New York Police Commissioner Bill Bratton announced today that he plans to step down from his perch as the leader of the nation’s largest police force.
“I’m leaving because it’s the right time,” Bratton said at a news conference, noting that he had worked with city officials to make sure his transition out of the department was smooth.
“This city, this department will have a seamless transition,” Bratton said. “And there has never been a time American policing history when that is more important now.”
Bratton, who has been commissioner since January 2014, had previously served as a top cop in Boston and Los Angeles, as well as during a previous stint as New York police commissioner during the 1990s.
Mayor Bill de Blasio praised Bratton in effusive terms, declaring that the departing commissioner has provided an “inestimable and extraordinary” service to law enforcement in the city and across the country.
The mayor, a Democrat, credited Bratton for “doing two things that many said could not be done at the same time – driving down crime while repairing some of the rift between the police and the community.”
“We have a long way to go, but I don’t think any of us could have imagined a more productive 31 months,” de Blasio said.
Bratton will be succeeded by James O’Neill, the chief of department. O’Neill has been with the department since the 1980s and was described by the mayor as the “architect” of the department’s community policing program.

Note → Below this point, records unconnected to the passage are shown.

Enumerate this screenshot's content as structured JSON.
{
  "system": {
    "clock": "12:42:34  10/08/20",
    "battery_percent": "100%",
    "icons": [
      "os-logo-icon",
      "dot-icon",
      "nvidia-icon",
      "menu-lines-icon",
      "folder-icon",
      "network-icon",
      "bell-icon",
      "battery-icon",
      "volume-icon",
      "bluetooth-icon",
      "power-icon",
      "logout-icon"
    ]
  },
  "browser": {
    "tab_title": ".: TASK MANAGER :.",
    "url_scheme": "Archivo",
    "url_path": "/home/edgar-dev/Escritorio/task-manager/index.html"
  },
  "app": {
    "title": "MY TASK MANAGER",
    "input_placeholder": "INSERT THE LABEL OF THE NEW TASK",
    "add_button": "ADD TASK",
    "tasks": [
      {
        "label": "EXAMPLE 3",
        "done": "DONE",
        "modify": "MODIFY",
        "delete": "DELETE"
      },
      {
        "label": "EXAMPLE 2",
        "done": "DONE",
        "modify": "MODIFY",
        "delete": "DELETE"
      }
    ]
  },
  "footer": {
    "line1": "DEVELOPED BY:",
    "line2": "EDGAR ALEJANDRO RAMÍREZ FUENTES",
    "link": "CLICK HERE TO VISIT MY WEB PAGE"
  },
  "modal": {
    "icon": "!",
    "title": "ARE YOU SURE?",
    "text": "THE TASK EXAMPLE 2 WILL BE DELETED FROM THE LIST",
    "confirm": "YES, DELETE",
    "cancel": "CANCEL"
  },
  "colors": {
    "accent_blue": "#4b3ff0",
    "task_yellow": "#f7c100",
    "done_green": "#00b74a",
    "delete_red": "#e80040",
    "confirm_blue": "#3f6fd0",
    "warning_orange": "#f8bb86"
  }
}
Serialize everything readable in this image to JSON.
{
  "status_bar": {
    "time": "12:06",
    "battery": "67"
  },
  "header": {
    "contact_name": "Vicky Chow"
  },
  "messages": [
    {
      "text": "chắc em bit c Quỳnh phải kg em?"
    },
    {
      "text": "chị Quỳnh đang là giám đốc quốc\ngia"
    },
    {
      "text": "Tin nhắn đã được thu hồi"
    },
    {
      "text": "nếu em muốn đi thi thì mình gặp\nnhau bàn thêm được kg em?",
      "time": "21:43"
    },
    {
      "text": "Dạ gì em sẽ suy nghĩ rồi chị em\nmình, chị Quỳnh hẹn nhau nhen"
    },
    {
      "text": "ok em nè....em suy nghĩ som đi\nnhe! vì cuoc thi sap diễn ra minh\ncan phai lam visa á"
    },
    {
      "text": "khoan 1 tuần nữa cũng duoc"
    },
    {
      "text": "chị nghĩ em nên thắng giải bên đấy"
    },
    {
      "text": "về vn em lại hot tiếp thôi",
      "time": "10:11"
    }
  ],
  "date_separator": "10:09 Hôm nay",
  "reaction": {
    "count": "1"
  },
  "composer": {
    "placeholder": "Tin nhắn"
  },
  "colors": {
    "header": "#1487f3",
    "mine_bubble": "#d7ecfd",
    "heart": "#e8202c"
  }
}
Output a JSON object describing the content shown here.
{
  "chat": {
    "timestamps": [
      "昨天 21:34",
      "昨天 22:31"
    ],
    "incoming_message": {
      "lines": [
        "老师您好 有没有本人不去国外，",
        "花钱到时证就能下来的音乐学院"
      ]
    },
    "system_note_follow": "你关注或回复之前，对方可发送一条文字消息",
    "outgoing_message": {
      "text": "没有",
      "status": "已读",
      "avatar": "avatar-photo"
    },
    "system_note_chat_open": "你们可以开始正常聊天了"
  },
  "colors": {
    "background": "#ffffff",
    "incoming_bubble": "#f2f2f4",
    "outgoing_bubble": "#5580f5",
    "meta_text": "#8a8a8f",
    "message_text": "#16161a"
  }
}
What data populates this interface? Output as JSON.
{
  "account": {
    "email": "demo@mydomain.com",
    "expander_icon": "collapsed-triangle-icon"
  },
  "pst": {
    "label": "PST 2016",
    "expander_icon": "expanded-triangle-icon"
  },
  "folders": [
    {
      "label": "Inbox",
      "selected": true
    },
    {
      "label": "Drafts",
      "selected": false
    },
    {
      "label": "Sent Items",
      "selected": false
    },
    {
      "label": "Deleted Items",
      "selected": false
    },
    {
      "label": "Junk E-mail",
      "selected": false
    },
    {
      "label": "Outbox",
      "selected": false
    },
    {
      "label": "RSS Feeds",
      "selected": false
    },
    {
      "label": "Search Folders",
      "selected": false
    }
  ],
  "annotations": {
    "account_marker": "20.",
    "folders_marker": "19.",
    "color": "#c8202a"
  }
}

“Jimmy is one of the best prepared incoming police commissioners that this city has ever seen,” de Blasio said. “This is the man who created that vision of neighborhood policing, and he is the man who will see that vision through to fruition for the good of all New Yorkers.”